*Time Regained
Time Regained is Chilean director Raúl Ruiz's brillliant adaptation of the final volume of Proust's In Search of Time Lost, and arguably the best adaptation of Proust to date. Egyptian, Harvard Exit

Turn it Up
This movie offers us the struggling rap artist's Weltanschauung. At the center of the universe is the rapper (in this case Pras, of Fugees fame), and from that fixed point we look out at the world around him. We see how he experiences capitalism, love, crime, family, friendship, and art. For those who are connoisseurs of hiphop cinema, this will not disappoint you, but if you are just looking for a movie to watch with a black theme or lead, then miss this and watch The Art of War. (Charles Mudede) City Centre, Lewis & Clark

The Watcher
It's refreshing to see Keanu Reeves in a movie that is so beleaguered by its own faults that it can hardly blame the mercurial acting talents of the slow-motion-bullet-dodger for its own miserable shortcomings. Make no mistake: Reeves' performance as quite possibly (and quite unintentionally) the most disinterested big screen serial killer in recent memory is predictably laughable. However, I believe that the makers of this movie, sensing the impending threat of Mr. Reeves' disagreeable offerings, spared no expense upon damage limitation. Hence, The Watcher is a frightfully unimaginative, by-the-numbers thriller with no plot twists, no clever bits, horrendous slow-motion dance sequences, few thrills, and anemic character development, successfully leaving Reeves well within his depth. (Kudzai Mudede) Factoria, Grand Alderwood, Lewis & Clark, Meridian 16, Northgate

The Way of the Gun
Christopher McQuarrie's The Way of the Gun is an evil film, though not for the self-conscious reasons it would have you accept. Rather, it is evil because secretly it does not know what it is, because it is adrift in a world that is too opiated to confront its soulless convictions, because it comes from a place that has confused the fantastical and the realistic, because it has no higher god to which it would supplicate, only a simple-minded belief in the false sanctity of Hollywood filmmaking--which, from Birth of a Nation onward, has always gladly accommodated well-intentioned shame, provided it presents itself with sufficient flair. (Jamie Hook) Factoria, Meridian 16, Redmond Town Center, Varsity

What Lies Beneath
A well-preserved pair of thoroughbred movie stars find that all is not well in their gorgeous New England home, what with the dead girl in the tub and all. The whole damn thing is ripped right out of the Hitchcock how-to manual, so of course it succeeds fantastically at its admittedly simple goal: scaring you so badly you throw your popcorn all over the people in the row behind you. (Tamara Paris) Aurora Cinema Grill, Uptown

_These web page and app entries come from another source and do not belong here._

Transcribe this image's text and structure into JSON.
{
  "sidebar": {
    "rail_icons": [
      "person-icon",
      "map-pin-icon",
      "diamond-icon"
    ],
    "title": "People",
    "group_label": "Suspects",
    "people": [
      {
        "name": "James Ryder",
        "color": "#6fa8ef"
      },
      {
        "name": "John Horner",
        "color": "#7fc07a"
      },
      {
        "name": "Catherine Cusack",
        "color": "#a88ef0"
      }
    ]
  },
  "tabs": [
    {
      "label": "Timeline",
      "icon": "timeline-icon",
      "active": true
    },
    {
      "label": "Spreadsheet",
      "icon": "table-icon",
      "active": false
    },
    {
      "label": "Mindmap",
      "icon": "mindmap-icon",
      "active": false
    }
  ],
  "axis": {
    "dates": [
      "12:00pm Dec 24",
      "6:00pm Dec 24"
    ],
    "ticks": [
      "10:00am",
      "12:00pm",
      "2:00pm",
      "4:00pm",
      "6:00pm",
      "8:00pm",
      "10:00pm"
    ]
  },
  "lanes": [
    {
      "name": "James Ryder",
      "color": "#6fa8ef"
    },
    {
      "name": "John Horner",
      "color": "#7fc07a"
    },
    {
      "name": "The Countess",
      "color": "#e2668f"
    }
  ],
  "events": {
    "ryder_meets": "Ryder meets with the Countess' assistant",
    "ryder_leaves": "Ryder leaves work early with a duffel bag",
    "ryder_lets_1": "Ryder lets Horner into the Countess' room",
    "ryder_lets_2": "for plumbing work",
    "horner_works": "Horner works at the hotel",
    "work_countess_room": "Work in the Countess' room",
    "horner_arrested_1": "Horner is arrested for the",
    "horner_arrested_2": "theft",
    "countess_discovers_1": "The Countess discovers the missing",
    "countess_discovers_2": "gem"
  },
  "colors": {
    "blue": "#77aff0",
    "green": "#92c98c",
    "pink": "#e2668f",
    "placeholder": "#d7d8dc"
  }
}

"Amanda Peet is primed to explode!" --Rolling Stone "We can only hope it's true!" --The Stranger Pacific Place 11